Aim of the exercise >>
Every line of the entries below that mentions "should" is to be copied out.

App and web page records >>

---+---

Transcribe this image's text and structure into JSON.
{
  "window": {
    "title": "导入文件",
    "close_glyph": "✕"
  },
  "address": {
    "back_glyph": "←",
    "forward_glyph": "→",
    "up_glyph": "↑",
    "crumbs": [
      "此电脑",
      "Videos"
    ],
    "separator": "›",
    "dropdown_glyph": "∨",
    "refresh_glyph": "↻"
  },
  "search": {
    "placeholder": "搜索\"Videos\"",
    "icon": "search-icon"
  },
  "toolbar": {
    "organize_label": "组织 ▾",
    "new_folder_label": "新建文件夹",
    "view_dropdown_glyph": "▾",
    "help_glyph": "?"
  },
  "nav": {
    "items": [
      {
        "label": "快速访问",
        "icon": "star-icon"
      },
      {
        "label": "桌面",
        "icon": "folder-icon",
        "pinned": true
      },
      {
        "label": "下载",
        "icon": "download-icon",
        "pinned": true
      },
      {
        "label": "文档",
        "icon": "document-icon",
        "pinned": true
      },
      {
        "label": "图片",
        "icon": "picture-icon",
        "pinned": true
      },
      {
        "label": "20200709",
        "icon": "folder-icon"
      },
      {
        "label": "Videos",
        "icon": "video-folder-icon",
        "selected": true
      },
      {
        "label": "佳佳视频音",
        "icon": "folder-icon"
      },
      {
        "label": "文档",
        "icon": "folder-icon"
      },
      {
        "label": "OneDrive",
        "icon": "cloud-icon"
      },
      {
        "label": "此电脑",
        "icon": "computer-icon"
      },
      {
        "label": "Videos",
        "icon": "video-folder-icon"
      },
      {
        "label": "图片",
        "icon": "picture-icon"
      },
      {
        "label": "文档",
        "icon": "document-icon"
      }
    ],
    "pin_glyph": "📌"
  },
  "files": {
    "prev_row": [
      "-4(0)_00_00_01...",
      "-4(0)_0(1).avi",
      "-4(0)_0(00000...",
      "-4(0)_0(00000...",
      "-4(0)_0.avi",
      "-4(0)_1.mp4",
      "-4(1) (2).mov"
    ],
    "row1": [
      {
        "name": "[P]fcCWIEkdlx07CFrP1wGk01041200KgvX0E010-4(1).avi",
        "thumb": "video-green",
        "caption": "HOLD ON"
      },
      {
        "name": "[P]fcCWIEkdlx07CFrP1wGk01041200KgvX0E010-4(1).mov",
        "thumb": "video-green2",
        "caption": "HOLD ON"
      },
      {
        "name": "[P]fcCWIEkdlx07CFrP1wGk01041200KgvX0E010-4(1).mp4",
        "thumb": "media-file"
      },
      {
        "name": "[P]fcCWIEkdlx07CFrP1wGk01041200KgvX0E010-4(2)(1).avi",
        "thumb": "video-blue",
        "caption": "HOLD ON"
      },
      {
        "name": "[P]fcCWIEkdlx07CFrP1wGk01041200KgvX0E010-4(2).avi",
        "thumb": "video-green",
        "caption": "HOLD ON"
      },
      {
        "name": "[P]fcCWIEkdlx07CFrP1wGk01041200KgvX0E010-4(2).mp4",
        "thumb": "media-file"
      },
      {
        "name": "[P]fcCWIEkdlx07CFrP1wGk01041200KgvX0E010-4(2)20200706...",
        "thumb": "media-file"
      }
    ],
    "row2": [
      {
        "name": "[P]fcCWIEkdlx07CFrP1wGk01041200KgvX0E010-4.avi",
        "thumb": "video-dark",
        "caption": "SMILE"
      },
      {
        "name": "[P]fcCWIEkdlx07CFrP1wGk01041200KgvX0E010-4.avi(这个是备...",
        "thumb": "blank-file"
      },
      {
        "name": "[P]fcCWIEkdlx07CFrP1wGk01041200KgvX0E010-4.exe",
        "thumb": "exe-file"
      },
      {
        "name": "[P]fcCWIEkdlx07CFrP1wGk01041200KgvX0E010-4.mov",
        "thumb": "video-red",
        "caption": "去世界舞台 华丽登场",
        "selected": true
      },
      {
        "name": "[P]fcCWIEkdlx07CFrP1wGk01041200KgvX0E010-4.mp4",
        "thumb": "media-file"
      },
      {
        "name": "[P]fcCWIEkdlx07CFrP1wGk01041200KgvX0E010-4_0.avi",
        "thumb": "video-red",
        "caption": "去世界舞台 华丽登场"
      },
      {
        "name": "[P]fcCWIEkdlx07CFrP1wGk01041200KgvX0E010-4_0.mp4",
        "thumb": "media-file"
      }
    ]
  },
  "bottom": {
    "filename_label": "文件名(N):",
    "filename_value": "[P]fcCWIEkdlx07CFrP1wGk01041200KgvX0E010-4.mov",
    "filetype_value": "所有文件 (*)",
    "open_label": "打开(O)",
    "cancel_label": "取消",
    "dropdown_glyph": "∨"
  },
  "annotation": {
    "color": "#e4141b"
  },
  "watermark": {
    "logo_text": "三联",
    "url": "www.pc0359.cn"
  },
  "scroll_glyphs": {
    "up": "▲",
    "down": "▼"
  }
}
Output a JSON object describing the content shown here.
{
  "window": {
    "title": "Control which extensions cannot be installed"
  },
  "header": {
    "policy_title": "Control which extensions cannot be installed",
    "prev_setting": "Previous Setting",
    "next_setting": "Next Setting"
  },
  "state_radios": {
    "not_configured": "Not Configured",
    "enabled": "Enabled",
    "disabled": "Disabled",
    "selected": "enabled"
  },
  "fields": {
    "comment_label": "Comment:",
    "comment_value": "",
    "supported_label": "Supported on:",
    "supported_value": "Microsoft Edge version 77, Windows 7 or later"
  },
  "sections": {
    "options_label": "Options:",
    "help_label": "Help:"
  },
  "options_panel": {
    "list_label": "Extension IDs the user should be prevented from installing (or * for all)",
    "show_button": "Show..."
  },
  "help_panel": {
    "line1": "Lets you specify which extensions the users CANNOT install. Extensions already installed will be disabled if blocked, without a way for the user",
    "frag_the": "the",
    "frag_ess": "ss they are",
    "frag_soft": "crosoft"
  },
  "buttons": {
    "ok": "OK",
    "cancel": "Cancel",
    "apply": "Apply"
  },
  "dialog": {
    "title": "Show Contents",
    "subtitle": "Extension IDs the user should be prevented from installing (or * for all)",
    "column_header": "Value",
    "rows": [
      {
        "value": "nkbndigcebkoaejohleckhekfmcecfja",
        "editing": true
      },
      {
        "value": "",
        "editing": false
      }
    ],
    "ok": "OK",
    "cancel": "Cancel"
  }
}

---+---

Task answer >>
    "list_label": "Extension IDs the user should be prevented from installing (or * for all)",
    "subtitle": "Extension IDs the user should be prevented from installing (or * for all)",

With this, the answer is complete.